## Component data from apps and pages
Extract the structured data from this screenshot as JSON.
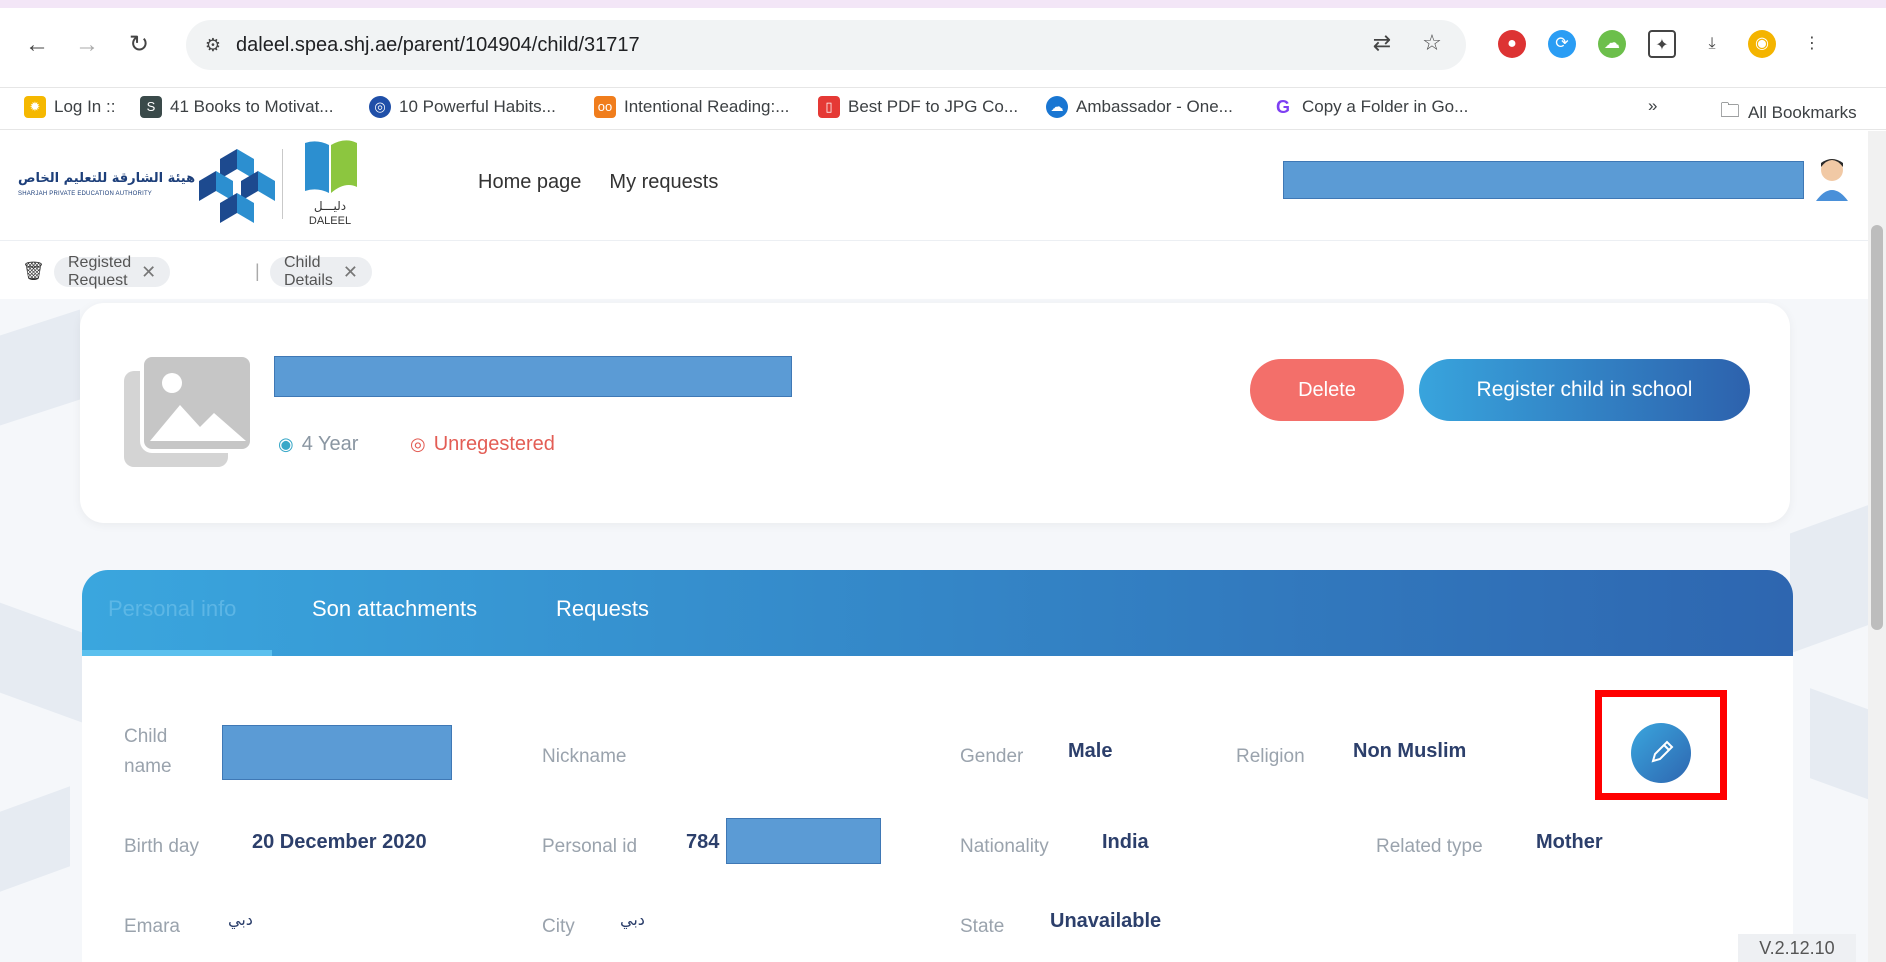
{
  "browser": {
    "url": "daleel.spea.shj.ae/parent/104904/child/31717",
    "bookmarks": [
      "Log In ::",
      "41 Books to Motivat...",
      "10 Powerful Habits...",
      "Intentional Reading:...",
      "Best PDF to JPG Co...",
      "Ambassador - One...",
      "Copy a Folder in Go..."
    ],
    "more_bookmarks": "»",
    "all_bookmarks": "All Bookmarks"
  },
  "header": {
    "org_name_ar": "هيئة الشارقة للتعليم الخاص",
    "org_name_en": "SHARJAH PRIVATE EDUCATION AUTHORITY",
    "daleel_ar": "دليـــل",
    "daleel_en": "DALEEL",
    "nav": [
      "Home page",
      "My requests"
    ]
  },
  "breadcrumbs": {
    "items": [
      "Registed Request",
      "Child Details"
    ],
    "close": "✕",
    "separator": "|"
  },
  "child_card": {
    "age": "4 Year",
    "status": "Unregestered",
    "delete_label": "Delete",
    "register_label": "Register child in school"
  },
  "tabs": [
    "Personal info",
    "Son attachments",
    "Requests"
  ],
  "personal_info": {
    "child_name_label": "Child",
    "child_name_label2": "name",
    "nickname_label": "Nickname",
    "gender_label": "Gender",
    "gender_value": "Male",
    "religion_label": "Religion",
    "religion_value": "Non Muslim",
    "birthday_label": "Birth day",
    "birthday_value": "20 December 2020",
    "personal_id_label": "Personal id",
    "personal_id_prefix": "784",
    "nationality_label": "Nationality",
    "nationality_value": "India",
    "related_type_label": "Related type",
    "related_type_value": "Mother",
    "emara_label": "Emara",
    "emara_value": "دبي",
    "city_label": "City",
    "city_value": "دبي",
    "state_label": "State",
    "state_value": "Unavailable"
  },
  "version": "V.2.12.10",
  "colors": {
    "accent_start": "#3aa6de",
    "accent_end": "#2e66b0",
    "delete": "#f36f6a",
    "status_unregistered": "#e35d55",
    "age": "#39a8c8",
    "highlight": "#ff0000"
  }
}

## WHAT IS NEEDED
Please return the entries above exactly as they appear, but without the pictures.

## FINISHED EXERCISE
Extract the structured data from this screenshot as JSON.
{
  "browser": {
    "url": "daleel.spea.shj.ae/parent/104904/child/31717",
    "bookmarks": [
      "Log In ::",
      "41 Books to Motivat...",
      "10 Powerful Habits...",
      "Intentional Reading:...",
      "Best PDF to JPG Co...",
      "Ambassador - One...",
      "Copy a Folder in Go..."
    ],
    "more_bookmarks": "»",
    "all_bookmarks": "All Bookmarks"
  },
  "header": {
    "org_name_ar": "هيئة الشارقة للتعليم الخاص",
    "org_name_en": "SHARJAH PRIVATE EDUCATION AUTHORITY",
    "daleel_ar": "دليـــل",
    "daleel_en": "DALEEL",
    "nav": [
      "Home page",
      "My requests"
    ]
  },
  "breadcrumbs": {
    "items": [
      "Registed Request",
      "Child Details"
    ],
    "close": "✕",
    "separator": "|"
  },
  "child_card": {
    "age": "4 Year",
    "status": "Unregestered",
    "delete_label": "Delete",
    "register_label": "Register child in school"
  },
  "tabs": [
    "Personal info",
    "Son attachments",
    "Requests"
  ],
  "personal_info": {
    "child_name_label": "Child",
    "child_name_label2": "name",
    "nickname_label": "Nickname",
    "gender_label": "Gender",
    "gender_value": "Male",
    "religion_label": "Religion",
    "religion_value": "Non Muslim",
    "birthday_label": "Birth day",
    "birthday_value": "20 December 2020",
    "personal_id_label": "Personal id",
    "personal_id_prefix": "784",
    "nationality_label": "Nationality",
    "nationality_value": "India",
    "related_type_label": "Related type",
    "related_type_value": "Mother",
    "emara_label": "Emara",
    "emara_value": "دبي",
    "city_label": "City",
    "city_value": "دبي",
    "state_label": "State",
    "state_value": "Unavailable"
  },
  "version": "V.2.12.10",
  "colors": {
    "accent_start": "#3aa6de",
    "accent_end": "#2e66b0",
    "delete": "#f36f6a",
    "status_unregistered": "#e35d55",
    "age": "#39a8c8",
    "highlight": "#ff0000"
  }
}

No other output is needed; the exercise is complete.